Once your standards and assessments are aligned between your chosen content areas, a lesson can now be developed to guide students in their learning about the broader topic through the two chosen standards. This process should be inquiry driven, where students are presented with a problem or question in which they will need to learn and use content knowledge to influence the context of the situation.
Once students have moved through the lesson and completed their project or assignment, they must be able to have time to reflect and critique their own work, as well as that of their peers. This can be done through self-assessments, rubrics, portfolios, artists statements, or peer reviews. Similarly, teachers and administrators must also have time to engage in the reflection process based upon the results of the lesson process and products.
WHAT DOES STEAM LOOK LIKE?

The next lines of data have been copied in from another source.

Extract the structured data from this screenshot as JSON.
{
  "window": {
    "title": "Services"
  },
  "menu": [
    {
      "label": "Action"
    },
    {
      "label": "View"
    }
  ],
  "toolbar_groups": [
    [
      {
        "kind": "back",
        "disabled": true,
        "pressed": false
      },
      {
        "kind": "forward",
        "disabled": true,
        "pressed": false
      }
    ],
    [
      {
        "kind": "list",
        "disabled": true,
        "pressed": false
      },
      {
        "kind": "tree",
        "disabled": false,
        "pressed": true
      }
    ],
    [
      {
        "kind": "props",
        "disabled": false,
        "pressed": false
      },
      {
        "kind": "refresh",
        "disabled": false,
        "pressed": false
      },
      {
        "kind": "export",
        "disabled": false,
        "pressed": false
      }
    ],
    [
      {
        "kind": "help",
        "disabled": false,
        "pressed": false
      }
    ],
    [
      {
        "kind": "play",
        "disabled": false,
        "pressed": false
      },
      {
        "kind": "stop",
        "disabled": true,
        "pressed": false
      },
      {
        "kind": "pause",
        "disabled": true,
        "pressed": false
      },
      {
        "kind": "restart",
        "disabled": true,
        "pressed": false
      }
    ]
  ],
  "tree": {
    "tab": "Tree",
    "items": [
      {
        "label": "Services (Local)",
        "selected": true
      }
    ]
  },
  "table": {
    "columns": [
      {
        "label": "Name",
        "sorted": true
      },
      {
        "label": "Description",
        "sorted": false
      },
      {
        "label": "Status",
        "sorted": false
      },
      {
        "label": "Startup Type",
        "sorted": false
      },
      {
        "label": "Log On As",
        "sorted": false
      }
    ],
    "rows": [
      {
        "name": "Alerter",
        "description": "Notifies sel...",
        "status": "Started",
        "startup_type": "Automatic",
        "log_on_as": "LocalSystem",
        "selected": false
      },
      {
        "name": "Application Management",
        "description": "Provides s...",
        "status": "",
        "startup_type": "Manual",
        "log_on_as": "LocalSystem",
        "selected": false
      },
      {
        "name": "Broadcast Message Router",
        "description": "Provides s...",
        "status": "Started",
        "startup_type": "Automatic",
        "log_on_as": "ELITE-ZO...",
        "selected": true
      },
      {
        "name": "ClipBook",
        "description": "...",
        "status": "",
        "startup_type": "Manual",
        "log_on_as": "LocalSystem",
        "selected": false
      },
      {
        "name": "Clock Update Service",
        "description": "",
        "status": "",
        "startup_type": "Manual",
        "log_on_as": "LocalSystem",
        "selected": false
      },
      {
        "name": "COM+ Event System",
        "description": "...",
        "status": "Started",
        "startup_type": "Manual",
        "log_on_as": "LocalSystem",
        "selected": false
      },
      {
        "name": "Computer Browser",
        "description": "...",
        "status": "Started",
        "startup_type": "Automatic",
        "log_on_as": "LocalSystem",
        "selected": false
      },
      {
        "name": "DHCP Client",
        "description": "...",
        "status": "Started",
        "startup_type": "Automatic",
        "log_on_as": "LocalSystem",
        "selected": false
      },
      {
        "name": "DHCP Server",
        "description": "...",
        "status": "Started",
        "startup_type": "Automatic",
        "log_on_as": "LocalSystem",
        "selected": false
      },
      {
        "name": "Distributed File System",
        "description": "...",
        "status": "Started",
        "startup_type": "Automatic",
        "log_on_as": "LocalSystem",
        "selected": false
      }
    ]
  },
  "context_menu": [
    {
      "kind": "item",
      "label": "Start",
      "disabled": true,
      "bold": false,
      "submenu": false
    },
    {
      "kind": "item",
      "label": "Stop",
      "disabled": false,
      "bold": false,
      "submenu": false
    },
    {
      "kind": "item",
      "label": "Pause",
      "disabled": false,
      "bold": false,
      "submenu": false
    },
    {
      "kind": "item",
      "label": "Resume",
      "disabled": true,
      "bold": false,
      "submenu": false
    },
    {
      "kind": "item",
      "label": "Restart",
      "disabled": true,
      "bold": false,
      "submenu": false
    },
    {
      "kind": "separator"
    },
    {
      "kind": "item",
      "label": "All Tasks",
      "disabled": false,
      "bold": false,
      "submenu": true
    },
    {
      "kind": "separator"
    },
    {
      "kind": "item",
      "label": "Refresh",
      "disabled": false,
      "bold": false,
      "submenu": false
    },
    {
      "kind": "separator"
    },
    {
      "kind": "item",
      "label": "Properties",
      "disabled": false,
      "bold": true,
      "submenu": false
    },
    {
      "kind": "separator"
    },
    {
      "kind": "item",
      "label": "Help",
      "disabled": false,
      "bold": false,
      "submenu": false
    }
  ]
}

When put into action, STEAM takes on many different characteristics. Here are a sample of things we have seen or helped to implement from high-quality STEAM initiatives:
In a STEAM initiative…
- Everything is a laboratory – invitations to explore are everywhere
- Learning is not bottled in a classroom
- Collaborative planning and intentional alignments are being created and implemented
- Assessments are aligned cognitively and authentically with all areas being addressed within the lesson or project
Looking for more? That’s why we’ve designed this site! Please explore our website, contact us with questions, connect with us to work with your school or district, or view our online resources in our store. We are here to support you on your journey to STEAM!